Entries taken from a collection
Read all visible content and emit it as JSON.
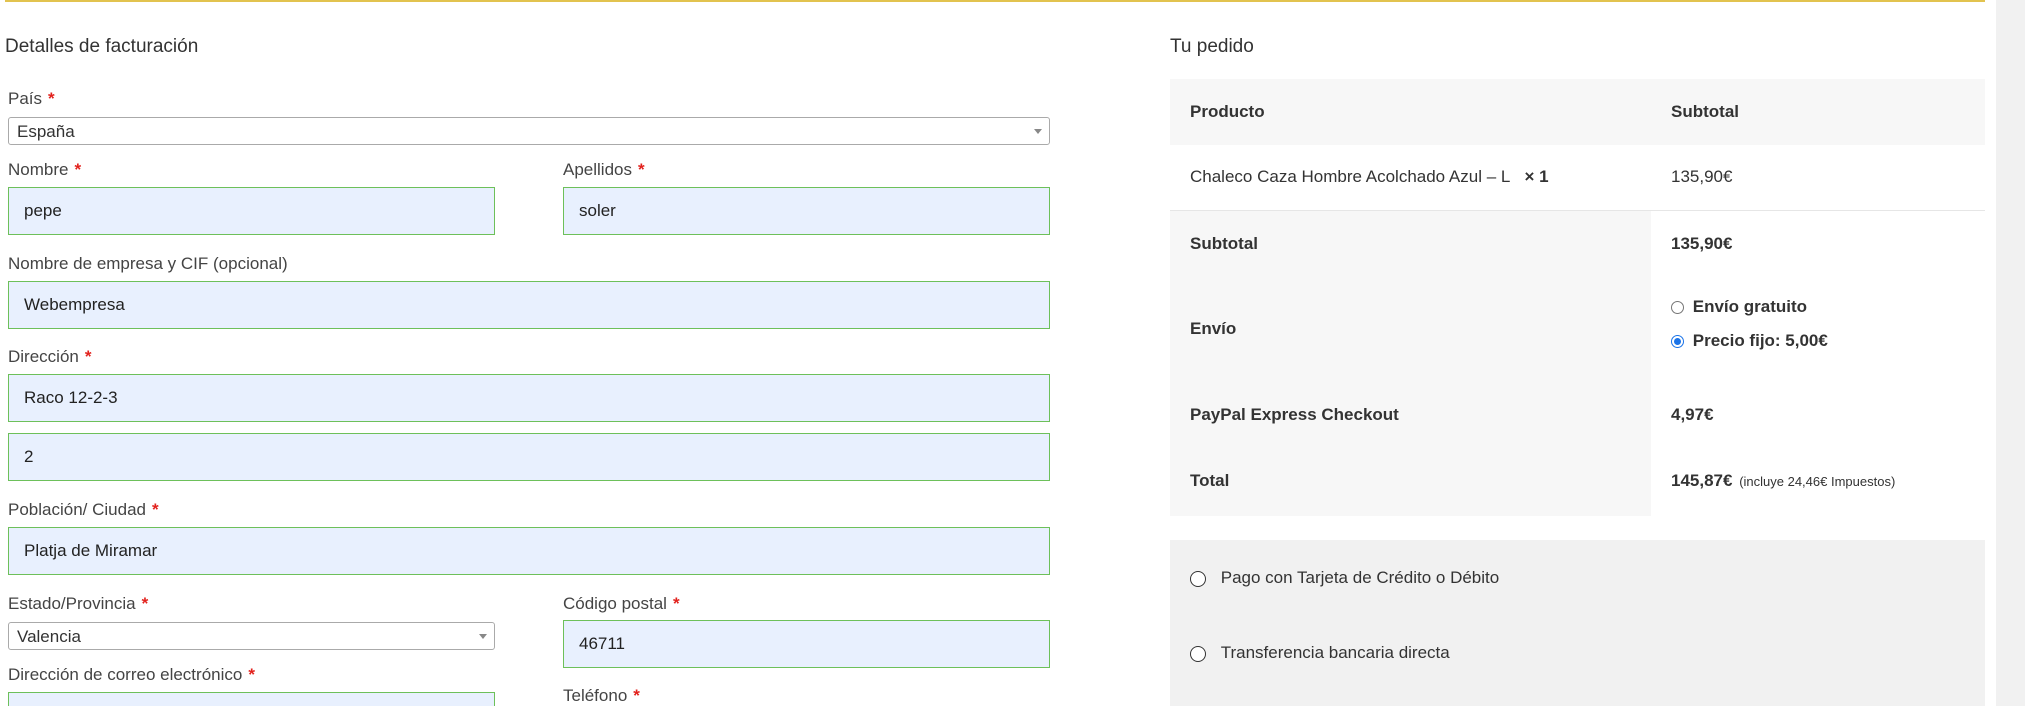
{
  "billing": {
    "title": "Detalles de facturación",
    "required_mark": "*",
    "country": {
      "label": "País",
      "value": "España"
    },
    "first_name": {
      "label": "Nombre",
      "value": "pepe"
    },
    "last_name": {
      "label": "Apellidos",
      "value": "soler"
    },
    "company": {
      "label": "Nombre de empresa y CIF (opcional)",
      "value": "Webempresa"
    },
    "address": {
      "label": "Dirección",
      "value": "Raco 12-2-3",
      "value2": "2"
    },
    "city": {
      "label": "Población/ Ciudad",
      "value": "Platja de Miramar"
    },
    "state": {
      "label": "Estado/Provincia",
      "value": "Valencia"
    },
    "postcode": {
      "label": "Código postal",
      "value": "46711"
    },
    "email": {
      "label": "Dirección de correo electrónico",
      "value": ""
    },
    "phone": {
      "label": "Teléfono",
      "value": ""
    }
  },
  "order": {
    "title": "Tu pedido",
    "header_product": "Producto",
    "header_subtotal": "Subtotal",
    "item_name": "Chaleco Caza Hombre Acolchado Azul – L",
    "item_qty": "× 1",
    "item_price": "135,90€",
    "subtotal_label": "Subtotal",
    "subtotal_value": "135,90€",
    "shipping_label": "Envío",
    "shipping_options": [
      {
        "label": "Envío gratuito",
        "selected": false
      },
      {
        "label": "Precio fijo: 5,00€",
        "selected": true
      }
    ],
    "paypal_label": "PayPal Express Checkout",
    "paypal_value": "4,97€",
    "total_label": "Total",
    "total_value": "145,87€",
    "total_tax_note": "(incluye 24,46€ Impuestos)"
  },
  "payment": {
    "methods": [
      {
        "label": "Pago con Tarjeta de Crédito o Débito"
      },
      {
        "label": "Transferencia bancaria directa"
      }
    ]
  },
  "colors": {
    "accent_line": "#e2c34f",
    "input_border": "#6dc05a",
    "input_bg": "#e8f0fe",
    "required": "#e2211c",
    "table_shade": "#f7f7f7"
  }
}
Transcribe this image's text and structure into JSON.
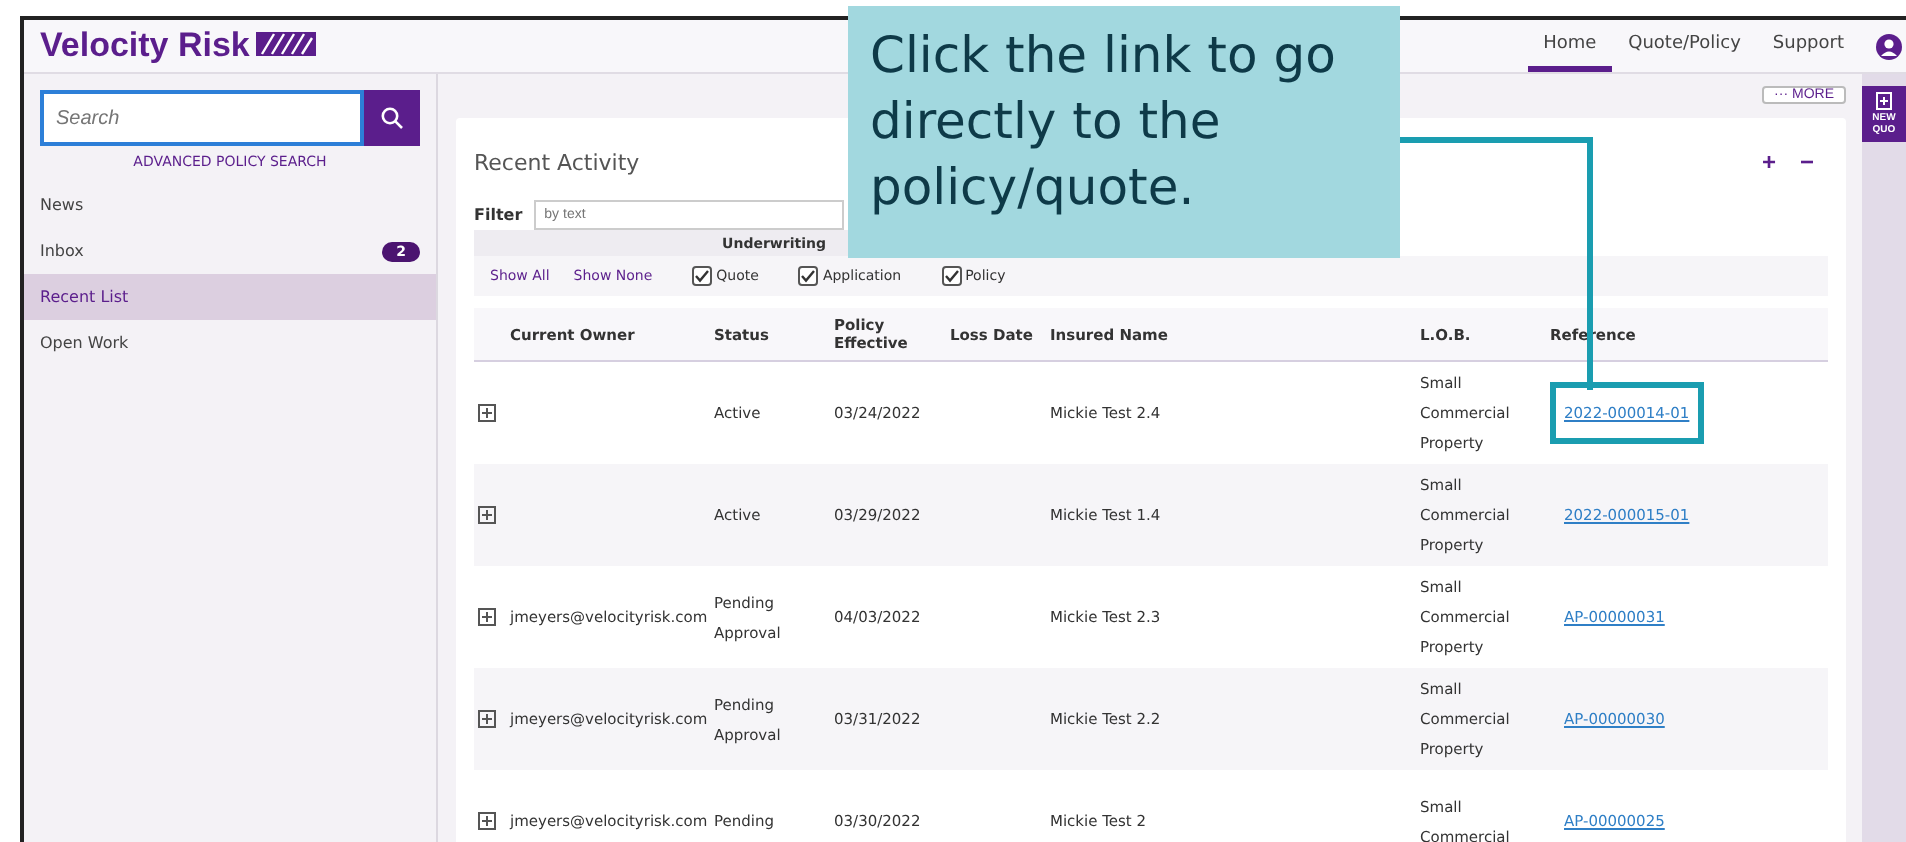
{
  "brand": {
    "name": "Velocity Risk"
  },
  "nav": [
    {
      "label": "Home",
      "selected": true
    },
    {
      "label": "Quote/Policy",
      "selected": false
    },
    {
      "label": "Support",
      "selected": false
    }
  ],
  "sidebar": {
    "search": {
      "placeholder": "Search"
    },
    "advanced_link": "ADVANCED POLICY SEARCH",
    "items": [
      {
        "label": "News",
        "selected": false
      },
      {
        "label": "Inbox",
        "badge": "2",
        "selected": false
      },
      {
        "label": "Recent List",
        "selected": true
      },
      {
        "label": "Open Work",
        "selected": false
      }
    ]
  },
  "more_button": "··· MORE",
  "new_quote_button": "NEW QUO",
  "panel": {
    "title": "Recent Activity",
    "expand_all": "+",
    "collapse_all": "−",
    "filter": {
      "label": "Filter",
      "placeholder": "by text"
    },
    "group_heading": "Underwriting",
    "show_all": "Show All",
    "show_none": "Show None",
    "checks": [
      {
        "label": "Quote",
        "checked": true
      },
      {
        "label": "Application",
        "checked": true
      },
      {
        "label": "Policy",
        "checked": true
      }
    ],
    "columns": [
      "Current Owner",
      "Status",
      "Policy Effective",
      "Loss Date",
      "Insured Name",
      "L.O.B.",
      "Reference"
    ],
    "rows": [
      {
        "owner": "",
        "status": "Active",
        "effective": "03/24/2022",
        "loss_date": "",
        "insured": "Mickie Test 2.4",
        "lob": "Small Commercial Property",
        "reference": "2022-000014-01",
        "highlighted": true
      },
      {
        "owner": "",
        "status": "Active",
        "effective": "03/29/2022",
        "loss_date": "",
        "insured": "Mickie Test 1.4",
        "lob": "Small Commercial Property",
        "reference": "2022-000015-01",
        "highlighted": false
      },
      {
        "owner": "jmeyers@velocityrisk.com",
        "status": "Pending Approval",
        "effective": "04/03/2022",
        "loss_date": "",
        "insured": "Mickie Test 2.3",
        "lob": "Small Commercial Property",
        "reference": "AP-00000031",
        "highlighted": false
      },
      {
        "owner": "jmeyers@velocityrisk.com",
        "status": "Pending Approval",
        "effective": "03/31/2022",
        "loss_date": "",
        "insured": "Mickie Test 2.2",
        "lob": "Small Commercial Property",
        "reference": "AP-00000030",
        "highlighted": false
      },
      {
        "owner": "jmeyers@velocityrisk.com",
        "status": "Pending",
        "effective": "03/30/2022",
        "loss_date": "",
        "insured": "Mickie Test 2",
        "lob": "Small Commercial",
        "reference": "AP-00000025",
        "highlighted": false
      }
    ]
  },
  "callout": {
    "text": "Click the link to go directly to the policy/quote."
  }
}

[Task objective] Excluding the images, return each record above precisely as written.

[The completed task]
Read all visible content and emit it as JSON.
{
  "billing": {
    "title": "Detalles de facturación",
    "required_mark": "*",
    "country": {
      "label": "País",
      "value": "España"
    },
    "first_name": {
      "label": "Nombre",
      "value": "pepe"
    },
    "last_name": {
      "label": "Apellidos",
      "value": "soler"
    },
    "company": {
      "label": "Nombre de empresa y CIF (opcional)",
      "value": "Webempresa"
    },
    "address": {
      "label": "Dirección",
      "value": "Raco 12-2-3",
      "value2": "2"
    },
    "city": {
      "label": "Población/ Ciudad",
      "value": "Platja de Miramar"
    },
    "state": {
      "label": "Estado/Provincia",
      "value": "Valencia"
    },
    "postcode": {
      "label": "Código postal",
      "value": "46711"
    },
    "email": {
      "label": "Dirección de correo electrónico",
      "value": ""
    },
    "phone": {
      "label": "Teléfono",
      "value": ""
    }
  },
  "order": {
    "title": "Tu pedido",
    "header_product": "Producto",
    "header_subtotal": "Subtotal",
    "item_name": "Chaleco Caza Hombre Acolchado Azul – L",
    "item_qty": "× 1",
    "item_price": "135,90€",
    "subtotal_label": "Subtotal",
    "subtotal_value": "135,90€",
    "shipping_label": "Envío",
    "shipping_options": [
      {
        "label": "Envío gratuito",
        "selected": false
      },
      {
        "label": "Precio fijo: 5,00€",
        "selected": true
      }
    ],
    "paypal_label": "PayPal Express Checkout",
    "paypal_value": "4,97€",
    "total_label": "Total",
    "total_value": "145,87€",
    "total_tax_note": "(incluye 24,46€ Impuestos)"
  },
  "payment": {
    "methods": [
      {
        "label": "Pago con Tarjeta de Crédito o Débito"
      },
      {
        "label": "Transferencia bancaria directa"
      }
    ]
  },
  "colors": {
    "accent_line": "#e2c34f",
    "input_border": "#6dc05a",
    "input_bg": "#e8f0fe",
    "required": "#e2211c",
    "table_shade": "#f7f7f7"
  }
}
Transcribe this image's text and structure into JSON.
{
  "brand": {
    "name": "Velocity Risk"
  },
  "nav": [
    {
      "label": "Home",
      "selected": true
    },
    {
      "label": "Quote/Policy",
      "selected": false
    },
    {
      "label": "Support",
      "selected": false
    }
  ],
  "sidebar": {
    "search": {
      "placeholder": "Search"
    },
    "advanced_link": "ADVANCED POLICY SEARCH",
    "items": [
      {
        "label": "News",
        "selected": false
      },
      {
        "label": "Inbox",
        "badge": "2",
        "selected": false
      },
      {
        "label": "Recent List",
        "selected": true
      },
      {
        "label": "Open Work",
        "selected": false
      }
    ]
  },
  "more_button": "··· MORE",
  "new_quote_button": "NEW QUO",
  "panel": {
    "title": "Recent Activity",
    "expand_all": "+",
    "collapse_all": "−",
    "filter": {
      "label": "Filter",
      "placeholder": "by text"
    },
    "group_heading": "Underwriting",
    "show_all": "Show All",
    "show_none": "Show None",
    "checks": [
      {
        "label": "Quote",
        "checked": true
      },
      {
        "label": "Application",
        "checked": true
      },
      {
        "label": "Policy",
        "checked": true
      }
    ],
    "columns": [
      "Current Owner",
      "Status",
      "Policy Effective",
      "Loss Date",
      "Insured Name",
      "L.O.B.",
      "Reference"
    ],
    "rows": [
      {
        "owner": "",
        "status": "Active",
        "effective": "03/24/2022",
        "loss_date": "",
        "insured": "Mickie Test 2.4",
        "lob": "Small Commercial Property",
        "reference": "2022-000014-01",
        "highlighted": true
      },
      {
        "owner": "",
        "status": "Active",
        "effective": "03/29/2022",
        "loss_date": "",
        "insured": "Mickie Test 1.4",
        "lob": "Small Commercial Property",
        "reference": "2022-000015-01",
        "highlighted": false
      },
      {
        "owner": "jmeyers@velocityrisk.com",
        "status": "Pending Approval",
        "effective": "04/03/2022",
        "loss_date": "",
        "insured": "Mickie Test 2.3",
        "lob": "Small Commercial Property",
        "reference": "AP-00000031",
        "highlighted": false
      },
      {
        "owner": "jmeyers@velocityrisk.com",
        "status": "Pending Approval",
        "effective": "03/31/2022",
        "loss_date": "",
        "insured": "Mickie Test 2.2",
        "lob": "Small Commercial Property",
        "reference": "AP-00000030",
        "highlighted": false
      },
      {
        "owner": "jmeyers@velocityrisk.com",
        "status": "Pending",
        "effective": "03/30/2022",
        "loss_date": "",
        "insured": "Mickie Test 2",
        "lob": "Small Commercial",
        "reference": "AP-00000025",
        "highlighted": false
      }
    ]
  },
  "callout": {
    "text": "Click the link to go directly to the policy/quote."
  }
}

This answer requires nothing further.